If a record holds a picture, leave the picture out and repeat everything else exactly.
--
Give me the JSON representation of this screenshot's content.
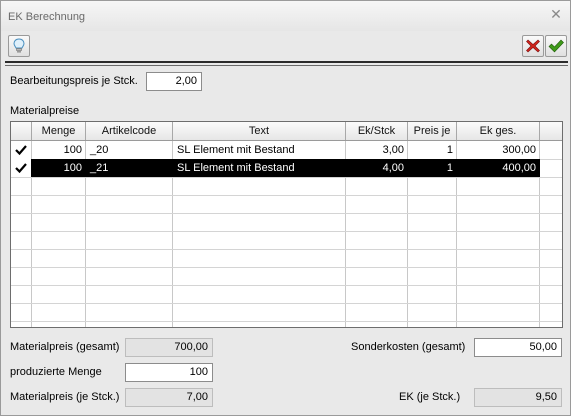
{
  "window": {
    "title": "EK Berechnung"
  },
  "form": {
    "bearbeitungspreis_label": "Bearbeitungspreis je Stck.",
    "bearbeitungspreis_value": "2,00",
    "materialpreise_label": "Materialpreise"
  },
  "table": {
    "columns": [
      "Menge",
      "Artikelcode",
      "Text",
      "Ek/Stck",
      "Preis je",
      "Ek ges."
    ],
    "rows": [
      {
        "checked": true,
        "menge": "100",
        "artikelcode": "_20",
        "text": "SL Element mit Bestand",
        "ek_stck": "3,00",
        "preis_je": "1",
        "ek_ges": "300,00",
        "selected": false
      },
      {
        "checked": true,
        "menge": "100",
        "artikelcode": "_21",
        "text": "SL Element mit Bestand",
        "ek_stck": "4,00",
        "preis_je": "1",
        "ek_ges": "400,00",
        "selected": true
      }
    ]
  },
  "summary": {
    "materialpreis_gesamt_label": "Materialpreis (gesamt)",
    "materialpreis_gesamt_value": "700,00",
    "produzierte_menge_label": "produzierte Menge",
    "produzierte_menge_value": "100",
    "materialpreis_stck_label": "Materialpreis (je Stck.)",
    "materialpreis_stck_value": "7,00",
    "sonderkosten_label": "Sonderkosten (gesamt)",
    "sonderkosten_value": "50,00",
    "ek_stck_label": "EK (je Stck.)",
    "ek_stck_value": "9,50"
  },
  "icons": {
    "hint": "lightbulb-icon",
    "cancel": "red-x-icon",
    "ok": "green-check-icon",
    "close": "close-icon"
  },
  "colors": {
    "cancel": "#d0241c",
    "ok": "#3f9a1a",
    "selected_row": "#000000"
  }
}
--
ANSWER –
Give me the JSON representation of this screenshot's content.
{
  "window": {
    "title": "EK Berechnung"
  },
  "form": {
    "bearbeitungspreis_label": "Bearbeitungspreis je Stck.",
    "bearbeitungspreis_value": "2,00",
    "materialpreise_label": "Materialpreise"
  },
  "table": {
    "columns": [
      "Menge",
      "Artikelcode",
      "Text",
      "Ek/Stck",
      "Preis je",
      "Ek ges."
    ],
    "rows": [
      {
        "checked": true,
        "menge": "100",
        "artikelcode": "_20",
        "text": "SL Element mit Bestand",
        "ek_stck": "3,00",
        "preis_je": "1",
        "ek_ges": "300,00",
        "selected": false
      },
      {
        "checked": true,
        "menge": "100",
        "artikelcode": "_21",
        "text": "SL Element mit Bestand",
        "ek_stck": "4,00",
        "preis_je": "1",
        "ek_ges": "400,00",
        "selected": true
      }
    ]
  },
  "summary": {
    "materialpreis_gesamt_label": "Materialpreis (gesamt)",
    "materialpreis_gesamt_value": "700,00",
    "produzierte_menge_label": "produzierte Menge",
    "produzierte_menge_value": "100",
    "materialpreis_stck_label": "Materialpreis (je Stck.)",
    "materialpreis_stck_value": "7,00",
    "sonderkosten_label": "Sonderkosten (gesamt)",
    "sonderkosten_value": "50,00",
    "ek_stck_label": "EK (je Stck.)",
    "ek_stck_value": "9,50"
  },
  "icons": {
    "hint": "lightbulb-icon",
    "cancel": "red-x-icon",
    "ok": "green-check-icon",
    "close": "close-icon"
  },
  "colors": {
    "cancel": "#d0241c",
    "ok": "#3f9a1a",
    "selected_row": "#000000"
  }
}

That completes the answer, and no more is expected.